→ **Instructions for the task**:
All entries are to be reproduced exactly; the pictures are to be omitted.

→ **Data to examine**:
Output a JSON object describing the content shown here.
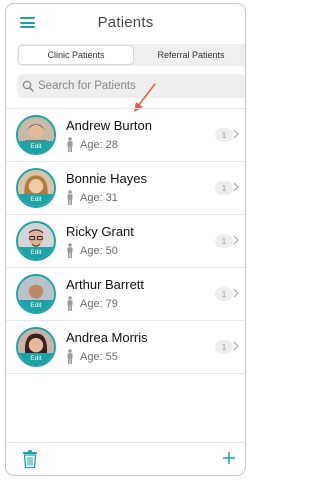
{
  "header": {
    "title": "Patients"
  },
  "tabs": [
    {
      "label": "Clinic Patients",
      "active": true
    },
    {
      "label": "Referral Patients",
      "active": false
    }
  ],
  "search": {
    "placeholder": "Search for Patients"
  },
  "patients": [
    {
      "name": "Andrew Burton",
      "age": "Age: 28",
      "badge": "1",
      "edit": "Edit",
      "avatar": "male-avatar"
    },
    {
      "name": "Bonnie Hayes",
      "age": "Age: 31",
      "badge": "1",
      "edit": "Edit",
      "avatar": "female-avatar"
    },
    {
      "name": "Ricky Grant",
      "age": "Age: 50",
      "badge": "1",
      "edit": "Edit",
      "avatar": "male-glasses-avatar"
    },
    {
      "name": "Arthur Barrett",
      "age": "Age: 79",
      "badge": "1",
      "edit": "Edit",
      "avatar": "elderly-male-avatar"
    },
    {
      "name": "Andrea Morris",
      "age": "Age: 55",
      "badge": "1",
      "edit": "Edit",
      "avatar": "female-avatar"
    }
  ],
  "colors": {
    "accent": "#1ba3a5",
    "annotation_arrow": "#e06050"
  },
  "icons": {
    "menu": "hamburger-icon",
    "search": "search-icon",
    "delete": "trash-icon",
    "add": "plus-icon"
  }
}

→ **Answer to this exercise**:
Output a JSON object describing the content shown here.
{
  "header": {
    "title": "Patients"
  },
  "tabs": [
    {
      "label": "Clinic Patients",
      "active": true
    },
    {
      "label": "Referral Patients",
      "active": false
    }
  ],
  "search": {
    "placeholder": "Search for Patients"
  },
  "patients": [
    {
      "name": "Andrew Burton",
      "age": "Age: 28",
      "badge": "1",
      "edit": "Edit",
      "avatar": "male-avatar"
    },
    {
      "name": "Bonnie Hayes",
      "age": "Age: 31",
      "badge": "1",
      "edit": "Edit",
      "avatar": "female-avatar"
    },
    {
      "name": "Ricky Grant",
      "age": "Age: 50",
      "badge": "1",
      "edit": "Edit",
      "avatar": "male-glasses-avatar"
    },
    {
      "name": "Arthur Barrett",
      "age": "Age: 79",
      "badge": "1",
      "edit": "Edit",
      "avatar": "elderly-male-avatar"
    },
    {
      "name": "Andrea Morris",
      "age": "Age: 55",
      "badge": "1",
      "edit": "Edit",
      "avatar": "female-avatar"
    }
  ],
  "colors": {
    "accent": "#1ba3a5",
    "annotation_arrow": "#e06050"
  },
  "icons": {
    "menu": "hamburger-icon",
    "search": "search-icon",
    "delete": "trash-icon",
    "add": "plus-icon"
  }
}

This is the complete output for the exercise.